A deductible may go as high as 5 percent. And, remember, insurers have enough data to allow them to determine risk on a house-by-house basis.

Q. Are all homeowners insurance premiums going up?

A. Inflation is driving up premiums generally, as the replacement costs of homes have skyrocketed along with the cost of building materials (about 20 percent). Many insurers have also increased their rates, although at a much more moderate rate (less than 3 percent among the state’s largest insurers).

Q. What about flood damage to my house?

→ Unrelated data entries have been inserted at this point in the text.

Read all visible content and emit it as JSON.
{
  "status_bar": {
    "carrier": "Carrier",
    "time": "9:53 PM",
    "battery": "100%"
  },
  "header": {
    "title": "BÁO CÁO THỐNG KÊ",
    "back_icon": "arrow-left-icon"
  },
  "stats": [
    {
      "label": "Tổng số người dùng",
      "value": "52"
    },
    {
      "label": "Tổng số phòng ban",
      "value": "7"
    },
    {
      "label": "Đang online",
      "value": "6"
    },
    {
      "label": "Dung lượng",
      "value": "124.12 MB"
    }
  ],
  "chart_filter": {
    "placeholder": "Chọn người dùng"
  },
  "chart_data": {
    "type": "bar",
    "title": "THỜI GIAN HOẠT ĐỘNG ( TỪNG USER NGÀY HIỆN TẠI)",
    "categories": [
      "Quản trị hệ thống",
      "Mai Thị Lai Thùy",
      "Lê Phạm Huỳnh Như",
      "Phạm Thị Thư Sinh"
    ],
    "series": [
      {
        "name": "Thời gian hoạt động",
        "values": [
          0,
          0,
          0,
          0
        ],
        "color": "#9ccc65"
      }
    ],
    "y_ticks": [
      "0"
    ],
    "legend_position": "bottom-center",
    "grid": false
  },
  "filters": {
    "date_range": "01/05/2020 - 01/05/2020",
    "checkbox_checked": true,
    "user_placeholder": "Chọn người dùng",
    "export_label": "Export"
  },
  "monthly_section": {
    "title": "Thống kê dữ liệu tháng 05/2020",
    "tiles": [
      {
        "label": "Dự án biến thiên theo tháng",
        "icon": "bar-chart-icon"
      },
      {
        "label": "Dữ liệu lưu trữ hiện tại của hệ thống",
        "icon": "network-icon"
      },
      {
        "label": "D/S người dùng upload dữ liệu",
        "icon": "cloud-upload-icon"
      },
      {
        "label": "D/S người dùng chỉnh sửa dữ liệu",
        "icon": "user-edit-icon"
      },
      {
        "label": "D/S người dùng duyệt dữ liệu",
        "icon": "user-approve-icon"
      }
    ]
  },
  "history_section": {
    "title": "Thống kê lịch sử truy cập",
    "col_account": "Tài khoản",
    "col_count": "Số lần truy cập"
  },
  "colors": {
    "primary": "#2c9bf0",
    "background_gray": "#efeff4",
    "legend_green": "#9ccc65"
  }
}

A. This is important: Your homeowners insurance policy does not cover flood damage. You have to buy it as a separate policy. For many years, insurers simply did not offer it because it was considered too risky. But today, there are better tools for insurers to gauge risk and set premiums accordingly. Still, many insurers are reluctant to insure against it.

Q. If I can’t get flood insurance privately, where can I go?

A. The federal government offers the National Flood Insurance Program.


Got a problem? Send your consumer issue to sean.murphy@globe.com. Follow him on Twitter @spmurphyboston.